Prabu lived many lives after that. The veil allows for the choosing of them, but each is an open adventure. He sought out the farmer’s daughter many times. In Russia they found each other as children but a runaway horse killed her before the age of ten. As an Indian scout for the Union soldiers in the American civil war he was days away from connecting when a confederate bullet sent him back to the veil. In England, he found her as the daughter of an aristocrat but when her parents sent her abroad, alcoholism sent him back to the veil again.
In 1982, Prabu, seeking as always, was caring for his ill mother when one day he pushed her in a wheelchair down a hospital ward. He felt the presence of the farmer’s daughter before he saw her. A nurse approached them, but her head was bowed toward the patient almost as if she was again averting a ruler’s eyes. Then she looked up at him. Oh, those eyes. They knew without saying that in this life nothing would separate them.

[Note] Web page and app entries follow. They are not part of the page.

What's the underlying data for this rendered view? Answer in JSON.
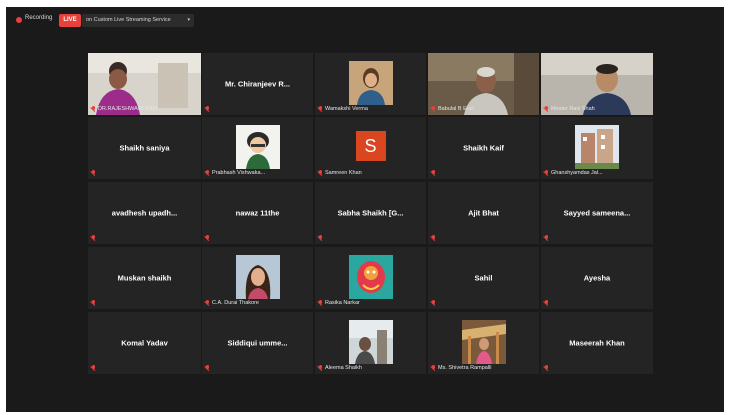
{
  "topbar": {
    "recording_label": "Recording",
    "live_label": "LIVE",
    "stream_label": "on Custom Live Streaming Service",
    "stream_caret": "▾"
  },
  "colors": {
    "background": "#1a1a1a",
    "tile": "#242424",
    "accent_red": "#e8403a",
    "active_speaker": "#e1e84a"
  },
  "participants": [
    {
      "name": "DR.RAJESHWARI RAVI",
      "view": "video",
      "active": true
    },
    {
      "name": "Mr. Chiranjeev R...",
      "view": "name"
    },
    {
      "name": "Wamakshi Verma",
      "view": "photo"
    },
    {
      "name": "Babulal B Eoci",
      "view": "video"
    },
    {
      "name": "Mester Ravi Shah",
      "view": "video"
    },
    {
      "name": "Shaikh saniya",
      "view": "name"
    },
    {
      "name": "Prabhash Vishwaka...",
      "view": "photo"
    },
    {
      "name": "Samreen Khan",
      "view": "initial",
      "initial": "S"
    },
    {
      "name": "Shaikh Kaif",
      "view": "name"
    },
    {
      "name": "Ghanshyamdas Jal...",
      "view": "photo"
    },
    {
      "name": "avadhesh upadh...",
      "view": "name"
    },
    {
      "name": "nawaz 11the",
      "view": "name"
    },
    {
      "name": "Sabha Shaikh [G...",
      "view": "name"
    },
    {
      "name": "Ajit Bhat",
      "view": "name"
    },
    {
      "name": "Sayyed sameena...",
      "view": "name"
    },
    {
      "name": "Muskan shaikh",
      "view": "name"
    },
    {
      "name": "C.A. Durai Thakore",
      "view": "photo"
    },
    {
      "name": "Rasika Narkar",
      "view": "photo"
    },
    {
      "name": "Sahil",
      "view": "name"
    },
    {
      "name": "Ayesha",
      "view": "name"
    },
    {
      "name": "Komal Yadav",
      "view": "name"
    },
    {
      "name": "Siddiqui umme...",
      "view": "name"
    },
    {
      "name": "Aleema Shaikh",
      "view": "photo"
    },
    {
      "name": "Ms. Shivetra Rampalli",
      "view": "photo"
    },
    {
      "name": "Maseerah Khan",
      "view": "name"
    }
  ]
}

What of Kaju? As Prince he was a young spirit. His prior experiences had all been high born, and powerfully male, a false God, a Priest, Sultan. The veil encouraged him to balance the density of his energy in the life of a lowborn female. Several times he aborted the transition until 2012 when Kaju returned as a beautiful baby girl. Prabu and Kaju met almost at once as it was meant to be, and between them passed the knowing that our lives are simply experiences, that there is no such thing as good and bad because the veil removes all judgment. They may meet again, but life is not pre-determined. The farmer had many lives too but currently remains in the veil to guide kaju in this new experience. Perhaps that is the truest love… to do so unconditionally.
Thank you for listening. I wish you all a fantastic week and a happy Valentine’s day. Make a positive difference in someone’s life, have fun doing it, and enjoy sharing in the material and other rewards that come naturally as a result.